“Considering the objective of most games is to keep the main characters alive, it’s rather entertaining when one comes along that makes intentional death an integral element of the gameplay. While Swarm is a clever action platformer that revolves around sacrificing the few for the good of the many, it takes things a step further by actually rewarding you for killing off the adorable alien protagonists in inventive ways. The bulk of the poor little blue fellows wind up burnt, skewered, asphyxiated, dismembered, and vaporized so that a few of their lucky brethren can make it to the end of each obstacle-filled stage alive with the highest score multiplier possible. Maneuvering a gaggle of 50 little critters through a gauntlet of doom is messy business. It’s a premise that yields both fun and frustration, but the punishment isn’t always unwelcome.”

Check out the full review here at GameSpot.

Review: Acceleration of Suguri X Edition


“Incomprehensible plot setups and outrageous situations are nothing new in the vast and peculiar world of Japanese gaming culture. So a game starring a gaggle of pint-sized android schoolgirls that duke it out in a vitriolic war over who gets to eat the last pudding on earth seems pretty tame on the weirdness scale when compared to some of Japan’s edgier offerings. A quirky gem hailing from Japan’s thriving indie-game development scene, Acceleration of Suguri X Edition packs an oddball mix of bullet-hell blasting and competitive arena fighting that doesn’t take itself seriously at all. That’s mostly a good thing because the frenetic brawling action found in this small package is well paired with the game’s outlandish vibe.”

Check out my full review over here at GameSpot.

Review: Mario vs. Donkey Kong: Mini-Land Mayhem


“Mario may have bigger adversaries to tussle with these days, but sometimes, age-old conflicts can’t be put to rest quite so easily. Aside from giving the mustachioed Italian plumber a shot at getting some payback and settling an old score with his original flaming-barrel-chucking ape nemesis, the Mario vs. Donkey Kong franchise provided an interesting break from the status quo for Mario and pals. Since it transitioned from the Game Boy Advance to the DS in 2006, the strategic puzzle-oriented gameplay revolving around safely guiding mini versions of Mario and his buds through obstacle-course levels hasn’t changed much from one entry to the next. The fourth game in the spin-off series, Mario vs. Donkey Kong: Mini-Land Mayhem, sticks to the formula its predecessors laid out pretty closely.
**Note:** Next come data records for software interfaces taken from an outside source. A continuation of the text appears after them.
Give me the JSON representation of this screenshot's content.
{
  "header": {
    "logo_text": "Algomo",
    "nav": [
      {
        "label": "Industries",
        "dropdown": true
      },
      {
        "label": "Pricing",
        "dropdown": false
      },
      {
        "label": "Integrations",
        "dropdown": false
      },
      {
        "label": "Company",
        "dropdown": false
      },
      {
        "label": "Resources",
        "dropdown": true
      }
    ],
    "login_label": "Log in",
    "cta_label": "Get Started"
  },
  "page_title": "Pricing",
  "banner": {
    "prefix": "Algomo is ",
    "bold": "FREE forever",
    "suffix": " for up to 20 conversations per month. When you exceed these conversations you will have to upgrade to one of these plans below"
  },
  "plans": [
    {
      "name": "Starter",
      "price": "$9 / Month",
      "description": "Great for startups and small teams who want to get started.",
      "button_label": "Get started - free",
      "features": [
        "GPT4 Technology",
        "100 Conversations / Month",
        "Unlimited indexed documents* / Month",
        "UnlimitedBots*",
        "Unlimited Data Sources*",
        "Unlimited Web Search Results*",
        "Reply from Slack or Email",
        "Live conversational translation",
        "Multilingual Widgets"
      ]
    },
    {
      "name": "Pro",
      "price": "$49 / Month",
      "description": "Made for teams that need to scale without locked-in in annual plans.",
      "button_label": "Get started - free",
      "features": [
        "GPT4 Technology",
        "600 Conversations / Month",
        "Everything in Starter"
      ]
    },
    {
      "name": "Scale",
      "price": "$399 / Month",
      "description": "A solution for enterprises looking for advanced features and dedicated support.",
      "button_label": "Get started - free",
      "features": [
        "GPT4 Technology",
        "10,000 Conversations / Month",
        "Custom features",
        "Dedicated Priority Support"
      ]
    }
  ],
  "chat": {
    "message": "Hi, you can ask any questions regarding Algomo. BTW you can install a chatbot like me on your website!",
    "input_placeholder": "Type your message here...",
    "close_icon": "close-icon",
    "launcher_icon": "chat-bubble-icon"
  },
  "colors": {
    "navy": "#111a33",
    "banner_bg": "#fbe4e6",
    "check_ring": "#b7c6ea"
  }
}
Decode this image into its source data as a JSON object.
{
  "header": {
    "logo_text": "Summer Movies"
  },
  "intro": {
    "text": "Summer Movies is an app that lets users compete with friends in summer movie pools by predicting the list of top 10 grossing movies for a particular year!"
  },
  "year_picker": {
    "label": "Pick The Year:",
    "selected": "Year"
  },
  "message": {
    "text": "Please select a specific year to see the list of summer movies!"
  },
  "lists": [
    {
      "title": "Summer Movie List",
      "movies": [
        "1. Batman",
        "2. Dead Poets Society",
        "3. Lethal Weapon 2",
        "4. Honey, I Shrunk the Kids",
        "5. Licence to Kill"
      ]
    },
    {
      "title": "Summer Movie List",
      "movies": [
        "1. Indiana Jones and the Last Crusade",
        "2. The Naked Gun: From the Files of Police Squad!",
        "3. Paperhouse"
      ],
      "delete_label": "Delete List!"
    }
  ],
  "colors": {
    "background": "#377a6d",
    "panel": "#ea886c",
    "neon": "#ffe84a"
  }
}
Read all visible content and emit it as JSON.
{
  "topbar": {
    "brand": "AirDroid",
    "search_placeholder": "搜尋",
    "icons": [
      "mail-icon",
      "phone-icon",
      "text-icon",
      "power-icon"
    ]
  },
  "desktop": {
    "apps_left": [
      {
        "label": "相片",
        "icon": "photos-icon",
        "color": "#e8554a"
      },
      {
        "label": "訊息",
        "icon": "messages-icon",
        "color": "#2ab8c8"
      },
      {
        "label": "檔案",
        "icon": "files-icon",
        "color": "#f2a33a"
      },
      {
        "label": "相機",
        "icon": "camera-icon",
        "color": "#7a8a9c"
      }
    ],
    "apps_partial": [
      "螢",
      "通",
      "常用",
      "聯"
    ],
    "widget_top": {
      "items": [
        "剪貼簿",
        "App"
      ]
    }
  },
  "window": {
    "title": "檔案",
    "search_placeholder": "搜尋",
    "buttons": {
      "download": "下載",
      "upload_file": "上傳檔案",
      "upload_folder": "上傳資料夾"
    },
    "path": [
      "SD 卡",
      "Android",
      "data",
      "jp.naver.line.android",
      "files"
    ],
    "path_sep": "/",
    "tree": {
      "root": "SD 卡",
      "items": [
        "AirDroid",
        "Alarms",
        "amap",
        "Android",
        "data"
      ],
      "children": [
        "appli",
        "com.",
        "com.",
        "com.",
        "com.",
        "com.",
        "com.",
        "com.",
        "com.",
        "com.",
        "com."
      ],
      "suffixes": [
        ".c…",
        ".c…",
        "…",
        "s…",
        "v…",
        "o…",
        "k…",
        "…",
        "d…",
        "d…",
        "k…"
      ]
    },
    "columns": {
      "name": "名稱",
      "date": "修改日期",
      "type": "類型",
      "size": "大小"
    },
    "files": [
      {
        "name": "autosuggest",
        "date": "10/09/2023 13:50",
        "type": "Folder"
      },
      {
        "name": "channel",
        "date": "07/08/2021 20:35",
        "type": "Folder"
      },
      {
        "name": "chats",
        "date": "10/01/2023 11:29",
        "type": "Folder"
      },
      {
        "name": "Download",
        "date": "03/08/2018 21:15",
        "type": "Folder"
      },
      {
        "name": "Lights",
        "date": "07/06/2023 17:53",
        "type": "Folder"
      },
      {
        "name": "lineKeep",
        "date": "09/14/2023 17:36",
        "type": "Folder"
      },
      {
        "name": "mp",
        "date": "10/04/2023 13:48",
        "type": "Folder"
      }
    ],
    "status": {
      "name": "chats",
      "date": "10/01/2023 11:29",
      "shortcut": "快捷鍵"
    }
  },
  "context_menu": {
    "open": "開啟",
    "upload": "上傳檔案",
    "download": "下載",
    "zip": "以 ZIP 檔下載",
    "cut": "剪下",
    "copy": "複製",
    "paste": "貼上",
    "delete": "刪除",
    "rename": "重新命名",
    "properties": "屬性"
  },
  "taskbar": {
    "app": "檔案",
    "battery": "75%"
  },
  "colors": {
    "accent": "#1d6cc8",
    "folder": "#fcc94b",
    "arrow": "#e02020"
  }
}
A few minor changes woven into the puzzle mechanics and solid online extras are certainly additions that boost the core fun to be found here, and it’s just enough to entice players who’ve puzzled though previous rounds of mini-Mario babysitting to have another go.”

Check out the full review here at GameSpot.

Review: TNA Impact: Cross The Line (PSP)


“It may have taken two years for the portable versions of TNA Impact to finally make it to launch following the console release in 2008, but don’t expect to find many improvements or major changes in this handheld port. The extra time in the oven hasn’t made a real impact on pinning down and beating into submission the problems that kept the series debut from being the tour de force TNA wrestling enthusiasts had hoped for. Staying faithful to the machismo drama and intense man-pummeling action of TNA just isn’t enough when the gameplay so readily degenerates into repetitive and frustrating button mashing. Context-sensitive control issues and bastardly enemy AI also take a lot of wind out of the game’s testosterone-powered sails.”

Check out the full review here at GameSpot.

Review: Commander: Conquest of the Americas


“Though it’s not exactly a sequel to EIC, Commander: Conquest of the Americas is a very similar game with a slightly different scope that generally improves on some of the problems that hampered its spiritual predecessor. Instead of ramming combat down your throat, the flow of the game revolves more closely around the steady growth of your colonial empire through trade and balanced management. That’s still no easy feat because appeasing your advisors can feel like an entirely different kind of battle.”

Check out the full review here at GameSpot.